>>> If someone wants to vote manually a couple hundred times I do not care,
>> But I do.
> Do you think that will skew the numbers that much?
Will it? Maybe, maybe not. Can it? Sure. All I need is one script kiddie
determined to make "reply-to coercion" win to make the numbers useless. So I
need to design to protect myself from that possibility.
>>> I would think that if you simply recorded ip
>>> addresses (or even an MD5 of each octet) that would settle automated voting
>> And screw over most users from AOL, and any other place that has a
>> significant number of addresses sharing a small IP range through timesharing
>> or firewalls and proxies. It doesn't work in the general case.
> My point was not to automatically throw those things out. It was to allow
> someone who was a third party to judge the reliability of the data, and to
> do some selection based on addresses and commonality of addresses while
> preserving the actual value of the addresses.
The problems here are legion. First, someone makes a subjective decision
which votes are correct or not. So you potentially add in all sorts of bias.
Scientists who get caught choosing data to fit the graph tend to lose their
grants, because that's, well, fraud. And whether or not this third party
does that or not, the data will live with a suspicion they might have.
Second, looking for, finding and resolving these problems takes time and
energy by someone. Right now, that someone is me. If I can design fraud out
of the system in the first place, that's a lot more effective use of my time
and energy, because you have higher quality and better trusted data. Will I
stop 100% of the fraud? Probably not. But if I can remove it below the point
of statistical significance, that's good enough, and a lot better than
saying "we'll clean it up later". Dirty data is dirty data, and you run the
risk of not cleaning it up, just moving the dirt around.
If I open the data to users to evaluate, I want them all analyzing from the
same set of data. I don't want all 12 to decide which set of data ought to
be excluded by their idea of "fair", because you end up with data that will
say whatever people want it to say, and different analysis that can't be

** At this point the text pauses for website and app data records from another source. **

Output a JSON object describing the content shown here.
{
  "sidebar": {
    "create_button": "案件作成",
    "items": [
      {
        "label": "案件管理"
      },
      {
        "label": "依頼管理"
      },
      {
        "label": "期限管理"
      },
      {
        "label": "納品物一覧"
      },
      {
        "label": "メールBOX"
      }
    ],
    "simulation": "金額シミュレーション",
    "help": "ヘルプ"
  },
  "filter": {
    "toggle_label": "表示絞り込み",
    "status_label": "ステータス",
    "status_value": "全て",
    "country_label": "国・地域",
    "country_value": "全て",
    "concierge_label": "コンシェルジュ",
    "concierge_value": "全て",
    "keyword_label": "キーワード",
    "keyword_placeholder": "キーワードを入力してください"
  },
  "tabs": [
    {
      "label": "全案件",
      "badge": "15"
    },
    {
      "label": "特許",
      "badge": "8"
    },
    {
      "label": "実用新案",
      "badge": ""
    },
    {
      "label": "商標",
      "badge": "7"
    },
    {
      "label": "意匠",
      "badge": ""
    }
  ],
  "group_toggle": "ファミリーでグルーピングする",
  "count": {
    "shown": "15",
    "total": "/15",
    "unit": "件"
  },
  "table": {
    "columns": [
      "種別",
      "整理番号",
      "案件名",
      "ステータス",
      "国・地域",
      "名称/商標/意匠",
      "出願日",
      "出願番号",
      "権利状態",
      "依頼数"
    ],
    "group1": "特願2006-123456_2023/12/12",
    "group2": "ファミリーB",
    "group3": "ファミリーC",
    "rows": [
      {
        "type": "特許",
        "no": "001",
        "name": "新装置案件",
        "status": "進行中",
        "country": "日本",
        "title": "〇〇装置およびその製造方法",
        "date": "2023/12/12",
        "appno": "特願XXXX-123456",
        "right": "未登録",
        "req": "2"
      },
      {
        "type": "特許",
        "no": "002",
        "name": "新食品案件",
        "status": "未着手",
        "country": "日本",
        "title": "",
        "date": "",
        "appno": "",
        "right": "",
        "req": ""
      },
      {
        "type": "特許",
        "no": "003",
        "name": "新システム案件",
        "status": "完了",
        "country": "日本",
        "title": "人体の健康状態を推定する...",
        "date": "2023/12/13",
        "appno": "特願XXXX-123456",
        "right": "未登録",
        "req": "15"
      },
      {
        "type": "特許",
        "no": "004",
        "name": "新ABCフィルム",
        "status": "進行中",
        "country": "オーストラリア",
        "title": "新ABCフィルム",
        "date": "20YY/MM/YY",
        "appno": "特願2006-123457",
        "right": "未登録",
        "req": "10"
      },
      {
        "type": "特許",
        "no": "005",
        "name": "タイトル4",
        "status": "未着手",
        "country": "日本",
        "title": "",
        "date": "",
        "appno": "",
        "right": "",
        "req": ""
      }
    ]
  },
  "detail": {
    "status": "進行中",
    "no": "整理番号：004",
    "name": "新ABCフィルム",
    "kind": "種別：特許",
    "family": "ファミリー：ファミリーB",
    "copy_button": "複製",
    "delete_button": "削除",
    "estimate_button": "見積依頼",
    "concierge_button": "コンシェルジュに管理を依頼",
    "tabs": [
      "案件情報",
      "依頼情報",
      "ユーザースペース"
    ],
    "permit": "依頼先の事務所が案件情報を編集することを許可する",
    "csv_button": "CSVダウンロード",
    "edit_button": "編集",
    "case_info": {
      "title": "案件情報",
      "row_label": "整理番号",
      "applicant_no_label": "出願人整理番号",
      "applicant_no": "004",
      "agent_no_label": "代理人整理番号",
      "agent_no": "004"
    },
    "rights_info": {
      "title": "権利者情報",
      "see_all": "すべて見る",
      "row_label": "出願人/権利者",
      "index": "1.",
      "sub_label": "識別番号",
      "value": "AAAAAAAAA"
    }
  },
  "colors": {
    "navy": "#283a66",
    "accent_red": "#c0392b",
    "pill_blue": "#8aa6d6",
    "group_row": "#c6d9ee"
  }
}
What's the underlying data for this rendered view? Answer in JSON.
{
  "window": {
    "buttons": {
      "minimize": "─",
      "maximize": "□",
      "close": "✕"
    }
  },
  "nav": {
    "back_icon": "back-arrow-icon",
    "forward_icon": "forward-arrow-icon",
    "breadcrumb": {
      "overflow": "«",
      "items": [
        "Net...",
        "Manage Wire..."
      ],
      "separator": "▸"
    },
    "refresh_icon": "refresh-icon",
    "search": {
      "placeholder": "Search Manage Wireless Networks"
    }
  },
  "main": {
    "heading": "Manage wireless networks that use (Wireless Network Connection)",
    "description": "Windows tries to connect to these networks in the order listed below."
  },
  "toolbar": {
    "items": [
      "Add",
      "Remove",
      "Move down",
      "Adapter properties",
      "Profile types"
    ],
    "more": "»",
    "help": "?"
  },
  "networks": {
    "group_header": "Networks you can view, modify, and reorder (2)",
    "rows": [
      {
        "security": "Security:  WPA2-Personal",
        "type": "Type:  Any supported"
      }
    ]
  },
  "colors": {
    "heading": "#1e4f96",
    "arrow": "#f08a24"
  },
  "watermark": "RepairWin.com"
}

compared to each other, even though the data source is the same. That makes
it basically useless.
Chuq Von Rospach, Architech
com -- http://www.chuqui.com/
Very funny, Scotty. Now beam my clothes down here, will you?